◆ TASK STATEMENT:
Check every line in the listing below for "value". Copy the ones where it occurs.

_ _ _

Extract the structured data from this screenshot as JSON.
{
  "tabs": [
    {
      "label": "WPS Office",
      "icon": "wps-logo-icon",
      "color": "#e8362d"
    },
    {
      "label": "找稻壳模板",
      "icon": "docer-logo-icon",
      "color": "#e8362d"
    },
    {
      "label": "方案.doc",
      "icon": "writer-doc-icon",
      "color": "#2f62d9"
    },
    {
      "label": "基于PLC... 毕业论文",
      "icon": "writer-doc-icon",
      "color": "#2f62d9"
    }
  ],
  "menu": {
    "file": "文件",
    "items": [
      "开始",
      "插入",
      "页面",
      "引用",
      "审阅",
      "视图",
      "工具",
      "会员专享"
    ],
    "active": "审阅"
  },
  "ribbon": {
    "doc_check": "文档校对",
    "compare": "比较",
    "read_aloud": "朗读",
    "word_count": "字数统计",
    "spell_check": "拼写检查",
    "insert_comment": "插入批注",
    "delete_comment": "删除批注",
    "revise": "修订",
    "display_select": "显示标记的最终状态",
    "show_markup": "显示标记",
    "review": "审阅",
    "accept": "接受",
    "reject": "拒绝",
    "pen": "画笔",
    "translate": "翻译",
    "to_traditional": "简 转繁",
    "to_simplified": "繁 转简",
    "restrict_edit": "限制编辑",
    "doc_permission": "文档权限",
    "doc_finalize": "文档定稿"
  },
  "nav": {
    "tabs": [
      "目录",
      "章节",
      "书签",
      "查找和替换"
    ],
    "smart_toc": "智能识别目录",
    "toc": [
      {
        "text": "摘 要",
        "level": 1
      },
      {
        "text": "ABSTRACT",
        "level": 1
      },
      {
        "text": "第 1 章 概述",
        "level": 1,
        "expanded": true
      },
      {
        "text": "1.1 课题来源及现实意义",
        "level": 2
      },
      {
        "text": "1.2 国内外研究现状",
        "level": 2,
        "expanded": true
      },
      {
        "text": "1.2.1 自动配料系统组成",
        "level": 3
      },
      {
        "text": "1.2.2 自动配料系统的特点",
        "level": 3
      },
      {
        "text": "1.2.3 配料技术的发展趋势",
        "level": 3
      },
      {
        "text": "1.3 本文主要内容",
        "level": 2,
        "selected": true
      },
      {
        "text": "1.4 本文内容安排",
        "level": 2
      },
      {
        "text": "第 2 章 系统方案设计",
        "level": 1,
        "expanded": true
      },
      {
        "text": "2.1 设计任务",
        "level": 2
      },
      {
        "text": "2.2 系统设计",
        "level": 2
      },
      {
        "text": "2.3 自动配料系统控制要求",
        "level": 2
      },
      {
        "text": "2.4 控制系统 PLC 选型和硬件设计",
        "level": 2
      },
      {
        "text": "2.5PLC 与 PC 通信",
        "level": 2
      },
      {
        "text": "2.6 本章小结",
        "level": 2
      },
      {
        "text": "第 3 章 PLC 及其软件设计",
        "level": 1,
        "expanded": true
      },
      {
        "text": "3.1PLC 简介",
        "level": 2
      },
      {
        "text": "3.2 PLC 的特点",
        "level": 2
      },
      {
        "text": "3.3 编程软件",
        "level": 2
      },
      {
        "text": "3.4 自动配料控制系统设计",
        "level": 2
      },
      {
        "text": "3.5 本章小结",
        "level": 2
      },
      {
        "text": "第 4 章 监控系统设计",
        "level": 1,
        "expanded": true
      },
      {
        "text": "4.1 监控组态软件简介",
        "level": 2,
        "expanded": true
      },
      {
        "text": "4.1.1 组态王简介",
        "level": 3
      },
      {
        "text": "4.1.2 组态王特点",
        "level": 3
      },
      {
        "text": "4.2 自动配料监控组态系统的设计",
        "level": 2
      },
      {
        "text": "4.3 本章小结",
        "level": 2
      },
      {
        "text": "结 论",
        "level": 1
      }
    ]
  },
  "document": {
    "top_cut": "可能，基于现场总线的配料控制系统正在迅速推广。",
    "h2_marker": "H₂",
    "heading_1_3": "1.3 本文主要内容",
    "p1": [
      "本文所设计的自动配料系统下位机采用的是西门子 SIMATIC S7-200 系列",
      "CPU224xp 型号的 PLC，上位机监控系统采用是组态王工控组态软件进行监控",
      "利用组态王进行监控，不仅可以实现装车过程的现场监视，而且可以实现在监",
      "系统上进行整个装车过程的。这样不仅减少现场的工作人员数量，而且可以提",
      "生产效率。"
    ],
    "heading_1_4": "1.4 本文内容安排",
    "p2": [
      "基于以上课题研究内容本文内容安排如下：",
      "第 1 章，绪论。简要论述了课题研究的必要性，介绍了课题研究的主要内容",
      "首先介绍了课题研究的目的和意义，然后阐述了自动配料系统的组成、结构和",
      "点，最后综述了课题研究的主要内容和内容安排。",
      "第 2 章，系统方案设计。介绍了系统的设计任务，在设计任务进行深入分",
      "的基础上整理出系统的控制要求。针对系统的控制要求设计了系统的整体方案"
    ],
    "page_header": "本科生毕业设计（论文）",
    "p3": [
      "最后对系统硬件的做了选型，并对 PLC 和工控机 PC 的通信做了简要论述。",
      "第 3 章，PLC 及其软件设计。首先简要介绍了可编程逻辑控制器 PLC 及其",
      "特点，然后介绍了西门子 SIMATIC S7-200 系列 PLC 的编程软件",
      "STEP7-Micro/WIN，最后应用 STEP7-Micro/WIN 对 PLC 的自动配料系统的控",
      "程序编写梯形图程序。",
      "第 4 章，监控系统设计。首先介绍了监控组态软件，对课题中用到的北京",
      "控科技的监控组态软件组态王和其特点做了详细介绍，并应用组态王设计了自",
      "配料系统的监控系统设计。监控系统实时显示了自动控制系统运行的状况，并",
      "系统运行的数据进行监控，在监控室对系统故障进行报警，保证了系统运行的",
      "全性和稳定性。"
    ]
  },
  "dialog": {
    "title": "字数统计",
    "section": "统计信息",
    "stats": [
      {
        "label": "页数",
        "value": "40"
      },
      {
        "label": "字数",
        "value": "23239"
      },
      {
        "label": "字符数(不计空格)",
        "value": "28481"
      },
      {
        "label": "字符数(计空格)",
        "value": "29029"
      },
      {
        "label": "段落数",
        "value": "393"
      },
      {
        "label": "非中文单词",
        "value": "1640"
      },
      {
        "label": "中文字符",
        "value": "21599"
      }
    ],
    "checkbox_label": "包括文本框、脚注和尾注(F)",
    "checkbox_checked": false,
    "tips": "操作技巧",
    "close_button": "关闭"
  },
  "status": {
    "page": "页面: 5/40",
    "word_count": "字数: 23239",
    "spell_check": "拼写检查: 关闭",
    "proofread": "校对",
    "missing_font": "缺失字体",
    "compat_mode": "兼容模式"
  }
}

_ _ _

◆ PROBLEM SOLUTION:
        "value": "40"
        "value": "23239"
        "value": "28481"
        "value": "29029"
        "value": "393"
        "value": "1640"
        "value": "21599"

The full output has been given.